ACCESSIBILITY: As mentioned, the rules for this game are pretty easy to pick up. I’d classify this as a solid gateway game that gamers of all levels could get into. In fact, it even strikes me as the type of game that should get some notice from the Spiel des Jahres committee. I’m terrible at predicting these things, but I want that on the record – I think you’ll be hearing more about this game next May.
REPLAYABILITY: With four different monuments in the box, as well as different configurations of stone coming into your hand each round, World Monuments is pretty replayable. It’s a very expandable game – all you have to do is come out with more monument boards, and all of a sudden, everyone is playing a different game.

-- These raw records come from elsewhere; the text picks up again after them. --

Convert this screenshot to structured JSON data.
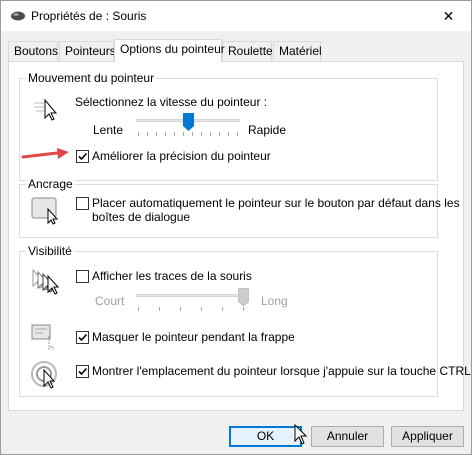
{
  "window": {
    "title": "Propriétés de : Souris",
    "close_glyph": "✕"
  },
  "tabs": [
    {
      "label": "Boutons"
    },
    {
      "label": "Pointeurs"
    },
    {
      "label": "Options du pointeur",
      "active": true
    },
    {
      "label": "Roulette"
    },
    {
      "label": "Matériel"
    }
  ],
  "motion": {
    "label": "Mouvement du pointeur",
    "speed_prompt": "Sélectionnez la vitesse du pointeur :",
    "slow_label": "Lente",
    "fast_label": "Rapide",
    "speed_level": 0.5,
    "precision_label": "Améliorer la précision du pointeur",
    "precision_checked": true
  },
  "snap": {
    "label": "Ancrage",
    "checkbox_label_line1": "Placer automatiquement le pointeur sur le bouton par défaut dans les",
    "checkbox_label_line2": "boîtes de dialogue",
    "checked": false
  },
  "visibility": {
    "label": "Visibilité",
    "trails_label": "Afficher les traces de la souris",
    "trails_checked": false,
    "short_label": "Court",
    "long_label": "Long",
    "trails_level": 1.0,
    "hide_label": "Masquer le pointeur pendant la frappe",
    "hide_checked": true,
    "ctrl_label": "Montrer l'emplacement du pointeur lorsque j'appuie sur la touche CTRL",
    "ctrl_checked": true
  },
  "buttons": {
    "ok": "OK",
    "cancel": "Annuler",
    "apply": "Appliquer"
  },
  "colors": {
    "accent": "#0078d7",
    "annotation_arrow": "#e04848"
  }
}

SCALABILITY: I’ve only played this game with four players, and it worked very well each time. The game moves along at a good pace, and you never feel like you’re just sitting around with nothing to do. I imagine that fewer players gives higher scores.
INTERACTION: There’s no direct interaction here, just trying to get in other players’ way. You take stones from a single quarry, and try to get to the best ones first. Then you’re playing into structures, trying not to set each other up for big scores.
FOOTPRINT: You need room on the table for the monument board, the quarry board, and all player’s screens. It’s not a sprawling game, but I’d say that a medium sized table would be good.
IS IT BUZZWORTHY? I think so. It’s quick, simple, and fun. It’s not the deepest game in the world, but there is a lot going on, and it’s one that I think you could play with a wide range of people with a lot of success.
Thanks for reading!